> _EXERCISE DETAILS_:
Output the entries below without any alteration.

(Items from an interface collection)
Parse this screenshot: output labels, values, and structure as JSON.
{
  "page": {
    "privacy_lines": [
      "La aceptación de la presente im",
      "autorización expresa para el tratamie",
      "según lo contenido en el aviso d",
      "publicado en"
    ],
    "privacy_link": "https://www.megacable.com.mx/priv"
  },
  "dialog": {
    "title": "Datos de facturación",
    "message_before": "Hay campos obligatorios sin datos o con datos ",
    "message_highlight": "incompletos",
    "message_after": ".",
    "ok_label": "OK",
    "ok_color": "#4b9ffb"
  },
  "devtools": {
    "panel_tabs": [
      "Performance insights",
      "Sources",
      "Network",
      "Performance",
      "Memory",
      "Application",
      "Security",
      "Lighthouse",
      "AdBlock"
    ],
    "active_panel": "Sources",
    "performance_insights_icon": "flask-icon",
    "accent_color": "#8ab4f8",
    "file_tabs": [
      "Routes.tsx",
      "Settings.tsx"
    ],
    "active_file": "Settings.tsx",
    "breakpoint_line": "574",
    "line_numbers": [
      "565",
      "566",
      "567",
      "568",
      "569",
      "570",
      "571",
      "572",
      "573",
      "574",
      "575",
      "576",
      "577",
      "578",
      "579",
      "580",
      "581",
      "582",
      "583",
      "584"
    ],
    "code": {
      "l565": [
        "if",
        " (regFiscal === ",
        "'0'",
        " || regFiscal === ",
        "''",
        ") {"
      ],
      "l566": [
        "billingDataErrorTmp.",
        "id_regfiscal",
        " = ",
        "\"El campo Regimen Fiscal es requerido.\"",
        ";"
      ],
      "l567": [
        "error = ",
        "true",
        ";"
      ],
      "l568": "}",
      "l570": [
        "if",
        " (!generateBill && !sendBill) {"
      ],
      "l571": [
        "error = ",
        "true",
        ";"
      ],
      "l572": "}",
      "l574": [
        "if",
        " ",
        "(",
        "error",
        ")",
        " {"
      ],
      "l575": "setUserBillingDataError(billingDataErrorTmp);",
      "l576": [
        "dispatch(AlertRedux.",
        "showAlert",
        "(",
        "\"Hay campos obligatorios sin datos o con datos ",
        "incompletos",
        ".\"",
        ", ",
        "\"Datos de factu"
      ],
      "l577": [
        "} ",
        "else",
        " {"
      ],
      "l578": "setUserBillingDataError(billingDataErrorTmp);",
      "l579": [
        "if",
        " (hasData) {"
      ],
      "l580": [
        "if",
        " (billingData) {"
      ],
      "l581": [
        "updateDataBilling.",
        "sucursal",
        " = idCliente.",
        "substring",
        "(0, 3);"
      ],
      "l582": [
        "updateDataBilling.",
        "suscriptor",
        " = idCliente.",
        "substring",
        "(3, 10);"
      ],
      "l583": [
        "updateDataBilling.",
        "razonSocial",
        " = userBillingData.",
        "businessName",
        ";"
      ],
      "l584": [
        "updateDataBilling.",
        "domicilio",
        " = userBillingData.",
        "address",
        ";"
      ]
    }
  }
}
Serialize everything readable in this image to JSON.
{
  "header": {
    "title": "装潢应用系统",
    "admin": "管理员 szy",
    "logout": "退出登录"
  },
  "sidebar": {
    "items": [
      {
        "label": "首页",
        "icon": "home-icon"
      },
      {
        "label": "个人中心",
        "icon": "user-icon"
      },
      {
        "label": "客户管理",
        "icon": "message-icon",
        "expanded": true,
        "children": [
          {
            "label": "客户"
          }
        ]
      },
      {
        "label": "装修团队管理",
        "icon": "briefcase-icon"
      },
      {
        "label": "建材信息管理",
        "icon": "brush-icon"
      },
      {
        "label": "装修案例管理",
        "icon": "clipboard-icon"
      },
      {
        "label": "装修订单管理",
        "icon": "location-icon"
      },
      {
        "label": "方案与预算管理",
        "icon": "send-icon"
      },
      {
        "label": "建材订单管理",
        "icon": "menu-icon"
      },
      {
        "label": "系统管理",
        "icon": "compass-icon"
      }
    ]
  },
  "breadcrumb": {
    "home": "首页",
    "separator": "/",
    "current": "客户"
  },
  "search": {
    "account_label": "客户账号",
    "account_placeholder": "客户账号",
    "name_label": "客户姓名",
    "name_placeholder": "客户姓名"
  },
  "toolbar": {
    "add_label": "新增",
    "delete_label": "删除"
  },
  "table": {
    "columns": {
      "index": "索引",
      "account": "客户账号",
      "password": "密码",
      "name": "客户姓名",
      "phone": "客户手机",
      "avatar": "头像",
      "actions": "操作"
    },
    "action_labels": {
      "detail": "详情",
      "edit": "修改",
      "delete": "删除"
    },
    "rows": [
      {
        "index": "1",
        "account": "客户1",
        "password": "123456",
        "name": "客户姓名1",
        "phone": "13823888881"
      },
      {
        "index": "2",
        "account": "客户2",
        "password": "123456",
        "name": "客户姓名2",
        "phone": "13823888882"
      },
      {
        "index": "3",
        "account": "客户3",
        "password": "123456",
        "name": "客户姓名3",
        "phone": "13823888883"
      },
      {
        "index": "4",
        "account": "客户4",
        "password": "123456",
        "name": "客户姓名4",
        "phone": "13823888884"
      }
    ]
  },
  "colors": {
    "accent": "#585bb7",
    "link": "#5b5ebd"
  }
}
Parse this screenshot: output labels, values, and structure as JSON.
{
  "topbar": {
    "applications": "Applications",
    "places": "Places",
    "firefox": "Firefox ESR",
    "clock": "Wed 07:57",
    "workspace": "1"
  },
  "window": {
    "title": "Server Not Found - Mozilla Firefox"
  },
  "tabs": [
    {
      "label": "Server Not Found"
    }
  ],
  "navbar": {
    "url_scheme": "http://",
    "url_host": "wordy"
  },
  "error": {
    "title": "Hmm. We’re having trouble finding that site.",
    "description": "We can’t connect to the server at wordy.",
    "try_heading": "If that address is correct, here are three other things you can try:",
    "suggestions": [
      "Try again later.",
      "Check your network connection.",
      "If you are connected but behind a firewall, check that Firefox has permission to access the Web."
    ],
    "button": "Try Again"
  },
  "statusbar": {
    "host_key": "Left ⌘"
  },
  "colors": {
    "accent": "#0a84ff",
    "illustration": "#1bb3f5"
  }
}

> _EXERCISE ANSWER_:
Parse this screenshot: output labels, values, and structure as JSON.
{
  "page": {
    "privacy_lines": [
      "La aceptación de la presente im",
      "autorización expresa para el tratamie",
      "según lo contenido en el aviso d",
      "publicado en"
    ],
    "privacy_link": "https://www.megacable.com.mx/priv"
  },
  "dialog": {
    "title": "Datos de facturación",
    "message_before": "Hay campos obligatorios sin datos o con datos ",
    "message_highlight": "incompletos",
    "message_after": ".",
    "ok_label": "OK",
    "ok_color": "#4b9ffb"
  },
  "devtools": {
    "panel_tabs": [
      "Performance insights",
      "Sources",
      "Network",
      "Performance",
      "Memory",
      "Application",
      "Security",
      "Lighthouse",
      "AdBlock"
    ],
    "active_panel": "Sources",
    "performance_insights_icon": "flask-icon",
    "accent_color": "#8ab4f8",
    "file_tabs": [
      "Routes.tsx",
      "Settings.tsx"
    ],
    "active_file": "Settings.tsx",
    "breakpoint_line": "574",
    "line_numbers": [
      "565",
      "566",
      "567",
      "568",
      "569",
      "570",
      "571",
      "572",
      "573",
      "574",
      "575",
      "576",
      "577",
      "578",
      "579",
      "580",
      "581",
      "582",
      "583",
      "584"
    ],
    "code": {
      "l565": [
        "if",
        " (regFiscal === ",
        "'0'",
        " || regFiscal === ",
        "''",
        ") {"
      ],
      "l566": [
        "billingDataErrorTmp.",
        "id_regfiscal",
        " = ",
        "\"El campo Regimen Fiscal es requerido.\"",
        ";"
      ],
      "l567": [
        "error = ",
        "true",
        ";"
      ],
      "l568": "}",
      "l570": [
        "if",
        " (!generateBill && !sendBill) {"
      ],
      "l571": [
        "error = ",
        "true",
        ";"
      ],
      "l572": "}",
      "l574": [
        "if",
        " ",
        "(",
        "error",
        ")",
        " {"
      ],
      "l575": "setUserBillingDataError(billingDataErrorTmp);",
      "l576": [
        "dispatch(AlertRedux.",
        "showAlert",
        "(",
        "\"Hay campos obligatorios sin datos o con datos ",
        "incompletos",
        ".\"",
        ", ",
        "\"Datos de factu"
      ],
      "l577": [
        "} ",
        "else",
        " {"
      ],
      "l578": "setUserBillingDataError(billingDataErrorTmp);",
      "l579": [
        "if",
        " (hasData) {"
      ],
      "l580": [
        "if",
        " (billingData) {"
      ],
      "l581": [
        "updateDataBilling.",
        "sucursal",
        " = idCliente.",
        "substring",
        "(0, 3);"
      ],
      "l582": [
        "updateDataBilling.",
        "suscriptor",
        " = idCliente.",
        "substring",
        "(3, 10);"
      ],
      "l583": [
        "updateDataBilling.",
        "razonSocial",
        " = userBillingData.",
        "businessName",
        ";"
      ],
      "l584": [
        "updateDataBilling.",
        "domicilio",
        " = userBillingData.",
        "address",
        ";"
      ]
    }
  }
}
Serialize everything readable in this image to JSON.
{
  "header": {
    "title": "装潢应用系统",
    "admin": "管理员 szy",
    "logout": "退出登录"
  },
  "sidebar": {
    "items": [
      {
        "label": "首页",
        "icon": "home-icon"
      },
      {
        "label": "个人中心",
        "icon": "user-icon"
      },
      {
        "label": "客户管理",
        "icon": "message-icon",
        "expanded": true,
        "children": [
          {
            "label": "客户"
          }
        ]
      },
      {
        "label": "装修团队管理",
        "icon": "briefcase-icon"
      },
      {
        "label": "建材信息管理",
        "icon": "brush-icon"
      },
      {
        "label": "装修案例管理",
        "icon": "clipboard-icon"
      },
      {
        "label": "装修订单管理",
        "icon": "location-icon"
      },
      {
        "label": "方案与预算管理",
        "icon": "send-icon"
      },
      {
        "label": "建材订单管理",
        "icon": "menu-icon"
      },
      {
        "label": "系统管理",
        "icon": "compass-icon"
      }
    ]
  },
  "breadcrumb": {
    "home": "首页",
    "separator": "/",
    "current": "客户"
  },
  "search": {
    "account_label": "客户账号",
    "account_placeholder": "客户账号",
    "name_label": "客户姓名",
    "name_placeholder": "客户姓名"
  },
  "toolbar": {
    "add_label": "新增",
    "delete_label": "删除"
  },
  "table": {
    "columns": {
      "index": "索引",
      "account": "客户账号",
      "password": "密码",
      "name": "客户姓名",
      "phone": "客户手机",
      "avatar": "头像",
      "actions": "操作"
    },
    "action_labels": {
      "detail": "详情",
      "edit": "修改",
      "delete": "删除"
    },
    "rows": [
      {
        "index": "1",
        "account": "客户1",
        "password": "123456",
        "name": "客户姓名1",
        "phone": "13823888881"
      },
      {
        "index": "2",
        "account": "客户2",
        "password": "123456",
        "name": "客户姓名2",
        "phone": "13823888882"
      },
      {
        "index": "3",
        "account": "客户3",
        "password": "123456",
        "name": "客户姓名3",
        "phone": "13823888883"
      },
      {
        "index": "4",
        "account": "客户4",
        "password": "123456",
        "name": "客户姓名4",
        "phone": "13823888884"
      }
    ]
  },
  "colors": {
    "accent": "#585bb7",
    "link": "#5b5ebd"
  }
}
Parse this screenshot: output labels, values, and structure as JSON.
{
  "topbar": {
    "applications": "Applications",
    "places": "Places",
    "firefox": "Firefox ESR",
    "clock": "Wed 07:57",
    "workspace": "1"
  },
  "window": {
    "title": "Server Not Found - Mozilla Firefox"
  },
  "tabs": [
    {
      "label": "Server Not Found"
    }
  ],
  "navbar": {
    "url_scheme": "http://",
    "url_host": "wordy"
  },
  "error": {
    "title": "Hmm. We’re having trouble finding that site.",
    "description": "We can’t connect to the server at wordy.",
    "try_heading": "If that address is correct, here are three other things you can try:",
    "suggestions": [
      "Try again later.",
      "Check your network connection.",
      "If you are connected but behind a firewall, check that Firefox has permission to access the Web."
    ],
    "button": "Try Again"
  },
  "statusbar": {
    "host_key": "Left ⌘"
  },
  "colors": {
    "accent": "#0a84ff",
    "illustration": "#1bb3f5"
  }
}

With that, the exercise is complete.